• _WHAT IS NEEDED_: If a line in the data below holds the word "this", copy it.

(Stored data)

+===+

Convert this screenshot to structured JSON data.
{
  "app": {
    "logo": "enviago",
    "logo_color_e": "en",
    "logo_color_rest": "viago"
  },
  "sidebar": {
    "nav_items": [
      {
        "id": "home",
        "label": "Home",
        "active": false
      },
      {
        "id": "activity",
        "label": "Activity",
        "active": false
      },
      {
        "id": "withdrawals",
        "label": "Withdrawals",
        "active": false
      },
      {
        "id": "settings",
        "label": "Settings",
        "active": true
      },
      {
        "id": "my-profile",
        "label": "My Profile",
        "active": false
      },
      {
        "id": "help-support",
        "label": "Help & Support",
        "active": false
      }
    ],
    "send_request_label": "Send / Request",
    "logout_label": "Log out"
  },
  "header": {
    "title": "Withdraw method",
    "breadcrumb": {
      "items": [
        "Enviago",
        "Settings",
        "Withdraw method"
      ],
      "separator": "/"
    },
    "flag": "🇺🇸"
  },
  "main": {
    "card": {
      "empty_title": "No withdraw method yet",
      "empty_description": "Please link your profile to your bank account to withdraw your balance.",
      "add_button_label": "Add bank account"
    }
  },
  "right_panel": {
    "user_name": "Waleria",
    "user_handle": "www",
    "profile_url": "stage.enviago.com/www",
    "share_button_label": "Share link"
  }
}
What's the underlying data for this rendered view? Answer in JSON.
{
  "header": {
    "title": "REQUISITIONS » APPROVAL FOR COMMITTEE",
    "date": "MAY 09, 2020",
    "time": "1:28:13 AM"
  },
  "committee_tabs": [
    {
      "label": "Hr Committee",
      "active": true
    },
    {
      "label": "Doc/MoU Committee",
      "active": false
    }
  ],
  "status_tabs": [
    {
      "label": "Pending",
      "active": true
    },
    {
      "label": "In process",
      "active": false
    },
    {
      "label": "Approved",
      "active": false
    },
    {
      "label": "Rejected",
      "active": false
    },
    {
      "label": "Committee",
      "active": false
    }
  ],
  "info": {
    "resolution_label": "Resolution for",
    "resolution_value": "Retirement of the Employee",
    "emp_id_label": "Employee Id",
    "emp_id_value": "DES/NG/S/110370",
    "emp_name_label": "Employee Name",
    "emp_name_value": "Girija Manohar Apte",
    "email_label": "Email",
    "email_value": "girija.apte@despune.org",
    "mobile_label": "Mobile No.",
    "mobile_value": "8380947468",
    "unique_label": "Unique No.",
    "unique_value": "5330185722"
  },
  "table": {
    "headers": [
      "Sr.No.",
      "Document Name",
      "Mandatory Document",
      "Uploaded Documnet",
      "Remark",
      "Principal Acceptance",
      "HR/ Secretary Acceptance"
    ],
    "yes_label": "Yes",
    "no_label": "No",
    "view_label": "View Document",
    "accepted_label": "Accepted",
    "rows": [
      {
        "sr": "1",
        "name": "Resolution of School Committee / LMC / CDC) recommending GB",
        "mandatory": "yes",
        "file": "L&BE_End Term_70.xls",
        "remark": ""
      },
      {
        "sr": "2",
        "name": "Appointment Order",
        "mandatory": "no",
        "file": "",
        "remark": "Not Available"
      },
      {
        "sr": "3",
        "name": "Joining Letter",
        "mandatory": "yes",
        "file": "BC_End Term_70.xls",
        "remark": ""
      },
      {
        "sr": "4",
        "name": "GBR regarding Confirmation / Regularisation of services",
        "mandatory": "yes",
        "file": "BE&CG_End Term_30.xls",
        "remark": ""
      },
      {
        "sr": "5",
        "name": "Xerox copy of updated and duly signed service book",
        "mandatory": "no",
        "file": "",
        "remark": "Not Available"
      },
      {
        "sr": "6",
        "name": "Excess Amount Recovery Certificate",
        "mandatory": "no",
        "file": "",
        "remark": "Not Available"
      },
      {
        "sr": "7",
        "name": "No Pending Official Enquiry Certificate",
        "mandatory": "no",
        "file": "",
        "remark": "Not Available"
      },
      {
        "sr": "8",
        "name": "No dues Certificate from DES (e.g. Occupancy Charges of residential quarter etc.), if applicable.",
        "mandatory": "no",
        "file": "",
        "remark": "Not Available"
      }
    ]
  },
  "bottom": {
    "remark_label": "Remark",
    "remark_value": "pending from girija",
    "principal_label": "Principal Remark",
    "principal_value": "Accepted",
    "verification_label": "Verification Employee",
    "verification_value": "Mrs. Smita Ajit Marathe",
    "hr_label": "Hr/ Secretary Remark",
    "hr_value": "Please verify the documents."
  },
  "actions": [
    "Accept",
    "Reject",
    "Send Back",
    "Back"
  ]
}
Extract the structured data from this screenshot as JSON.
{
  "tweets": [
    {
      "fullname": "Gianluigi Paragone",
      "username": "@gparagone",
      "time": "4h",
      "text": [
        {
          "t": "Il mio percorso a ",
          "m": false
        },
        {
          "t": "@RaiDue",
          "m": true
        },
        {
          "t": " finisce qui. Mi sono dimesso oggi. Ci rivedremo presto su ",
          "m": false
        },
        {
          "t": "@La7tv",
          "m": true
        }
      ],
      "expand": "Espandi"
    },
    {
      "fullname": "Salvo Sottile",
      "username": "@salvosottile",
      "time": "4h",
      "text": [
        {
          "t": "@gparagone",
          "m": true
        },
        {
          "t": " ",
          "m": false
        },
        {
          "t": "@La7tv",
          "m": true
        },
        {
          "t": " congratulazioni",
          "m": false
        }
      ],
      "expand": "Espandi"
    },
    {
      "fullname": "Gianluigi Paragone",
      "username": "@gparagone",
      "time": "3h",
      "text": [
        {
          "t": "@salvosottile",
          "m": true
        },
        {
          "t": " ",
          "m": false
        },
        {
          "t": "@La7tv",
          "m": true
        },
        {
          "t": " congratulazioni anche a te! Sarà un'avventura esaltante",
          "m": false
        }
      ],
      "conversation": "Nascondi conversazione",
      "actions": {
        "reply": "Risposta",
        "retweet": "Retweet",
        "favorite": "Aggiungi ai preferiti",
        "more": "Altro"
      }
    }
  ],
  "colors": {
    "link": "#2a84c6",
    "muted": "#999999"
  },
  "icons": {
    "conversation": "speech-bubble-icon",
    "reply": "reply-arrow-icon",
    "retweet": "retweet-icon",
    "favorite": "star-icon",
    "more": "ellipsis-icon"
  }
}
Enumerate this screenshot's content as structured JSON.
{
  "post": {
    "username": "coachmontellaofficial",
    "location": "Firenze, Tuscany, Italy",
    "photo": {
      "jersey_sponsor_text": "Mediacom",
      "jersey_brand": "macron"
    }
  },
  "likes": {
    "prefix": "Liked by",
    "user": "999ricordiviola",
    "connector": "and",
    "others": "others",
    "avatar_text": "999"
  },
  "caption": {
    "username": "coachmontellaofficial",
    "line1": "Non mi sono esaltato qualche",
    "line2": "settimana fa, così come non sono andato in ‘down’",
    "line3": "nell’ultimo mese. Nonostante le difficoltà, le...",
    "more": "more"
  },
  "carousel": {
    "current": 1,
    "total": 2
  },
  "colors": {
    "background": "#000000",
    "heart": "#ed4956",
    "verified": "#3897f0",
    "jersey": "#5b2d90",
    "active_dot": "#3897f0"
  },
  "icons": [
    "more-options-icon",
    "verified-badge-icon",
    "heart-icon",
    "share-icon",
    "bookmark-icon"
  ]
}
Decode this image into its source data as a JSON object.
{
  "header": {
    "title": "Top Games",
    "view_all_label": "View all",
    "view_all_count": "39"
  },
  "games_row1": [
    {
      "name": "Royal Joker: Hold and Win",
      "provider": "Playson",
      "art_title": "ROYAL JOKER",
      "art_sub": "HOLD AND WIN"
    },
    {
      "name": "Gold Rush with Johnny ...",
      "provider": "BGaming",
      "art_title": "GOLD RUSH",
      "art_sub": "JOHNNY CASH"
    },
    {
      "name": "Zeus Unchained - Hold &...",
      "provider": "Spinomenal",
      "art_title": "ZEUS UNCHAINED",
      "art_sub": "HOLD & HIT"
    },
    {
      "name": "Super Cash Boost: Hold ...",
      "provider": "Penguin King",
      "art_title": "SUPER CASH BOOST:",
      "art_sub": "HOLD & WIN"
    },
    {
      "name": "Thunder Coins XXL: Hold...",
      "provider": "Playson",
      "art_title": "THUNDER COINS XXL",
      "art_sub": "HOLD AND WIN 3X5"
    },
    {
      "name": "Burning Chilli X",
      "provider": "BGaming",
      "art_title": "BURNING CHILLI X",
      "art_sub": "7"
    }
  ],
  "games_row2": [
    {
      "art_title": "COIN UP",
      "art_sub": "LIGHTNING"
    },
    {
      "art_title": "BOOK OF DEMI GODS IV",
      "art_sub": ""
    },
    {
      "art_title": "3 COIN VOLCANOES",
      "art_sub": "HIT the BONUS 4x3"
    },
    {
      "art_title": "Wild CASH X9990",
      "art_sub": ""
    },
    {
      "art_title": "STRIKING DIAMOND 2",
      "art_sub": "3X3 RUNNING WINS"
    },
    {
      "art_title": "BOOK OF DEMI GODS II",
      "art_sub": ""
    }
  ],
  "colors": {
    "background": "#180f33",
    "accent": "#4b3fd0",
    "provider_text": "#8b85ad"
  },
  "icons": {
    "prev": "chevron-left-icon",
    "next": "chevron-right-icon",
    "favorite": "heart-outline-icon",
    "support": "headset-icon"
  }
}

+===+

• _TASK ANSWER_:
Convert this screenshot to structured JSON data.
What's the underlying data for this rendered view? Answer in JSON.
Extract the structured data from this screenshot as JSON.
Enumerate this screenshot's content as structured JSON.
Decode this image into its source data as a JSON object.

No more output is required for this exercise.